City approves 2019 winter operations plan
Public Works is ready to tackle the 2019 winter season.
A revised winter operations plan was approved by Dickinson city commissioners at their Oct. 15 meeting.
A problem for the department has been reaching residential areas during a storm.
The city has to prioritize Level 1 and Level 2 streets, which are the major arterials, such as Villard Street, and minor arterials.
"A lot of the areas, if it just snowed and didn't blow, or a storm didn't continue to come down, we would be able to get our Level 1 and 2 (streets) done within 24 hours, but that does not happen in a bigger storm," Public Works Director Gary Zuroff said. "A lot of our most recent storms, we're out on some of these high-priority areas plowing them two, three, four times a day."
After 4 inches of snowfall, if the city is still working on its priority streets, contractors will be hired to remove snow in residential areas.
"I think that will help a lot on the wind rows on driveways, if we can get to them quicker and sooner," Zuroff said. "Again, if we can get to those, we're going to try to get to them. But if we can't, that's we'll have the contractors do that."

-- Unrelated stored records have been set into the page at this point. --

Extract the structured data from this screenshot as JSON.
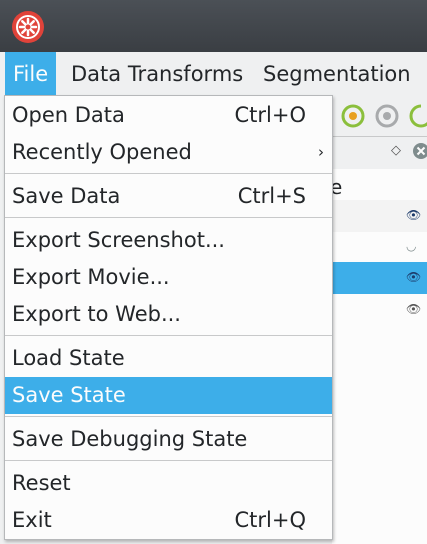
{
  "menubar": {
    "items": [
      "File",
      "Data Transforms",
      "Segmentation"
    ]
  },
  "background": {
    "partial_label": "e"
  },
  "file_menu": {
    "open_data": {
      "label": "Open Data",
      "shortcut": "Ctrl+O"
    },
    "recently_opened": {
      "label": "Recently Opened",
      "arrow": "›"
    },
    "save_data": {
      "label": "Save Data",
      "shortcut": "Ctrl+S"
    },
    "export_screenshot": {
      "label": "Export Screenshot..."
    },
    "export_movie": {
      "label": "Export Movie..."
    },
    "export_to_web": {
      "label": "Export to Web..."
    },
    "load_state": {
      "label": "Load State"
    },
    "save_state": {
      "label": "Save State"
    },
    "save_debugging_state": {
      "label": "Save Debugging State"
    },
    "reset": {
      "label": "Reset"
    },
    "exit": {
      "label": "Exit",
      "shortcut": "Ctrl+Q"
    }
  },
  "colors": {
    "accent": "#3daee9",
    "titlebar": "#3a3e43",
    "logo": "#e0433a"
  }
}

He added, "We'll see how that approach works this year."
Mayor Scott Decker identified problem areas where open fields cause large drifts to form on city streets, including the West Ridge area, 15th Street and State Avenue, 21st Street toward Dickinson Middle School, and north side addition roads.
Snow fences may not be the best solution to the problem, though, Street Department Chief Darryl Wehner said.
"One problem is, where do you put them?" he said. "The wind doesn't always come from the same direction. The protection area is roughly 15 to 60 feet downwind from the fence, so you have to have them about 75 feet back."
With the 15th Street/State Avenue intersection, for example, that land is private property.
The city uses snow wind rows to alleviate the problem.
"Every time it snows we re-plow and built them up; that way the snow starts catching on those, and we get less snow making it to the streets," Wehner said. "They're kind of self-adjusting, you could say, and they remove themselves in the spring."
Public Works is "willing to look at any tool" that helps relieve those areas, Zuroff said.
A recent large snow event, Zuroff explained, required over 900 hours of equipment usage.
"It's not just our larger plows. We have blowers going, motor graders, brine trucks, salt trucks, haul dump trucks. And that doesn't include our sidewalks or trails," he said. "We're out there trying to keep the roads clear and passable for the public."
Public Works also plans to improve communication with the public, Zuroff said.
The DickinsonWorks app will be used for snow emergency notifications, as will posts on the city's website and Facebook account.
"If an snow route emergency is declared, those areas that are signed, we need the traffic off there," he said, "and we'll try to let the public know in many ways, any way we can."
Questions and concerns can also be directed to Dickinson Public Works at 456-7979.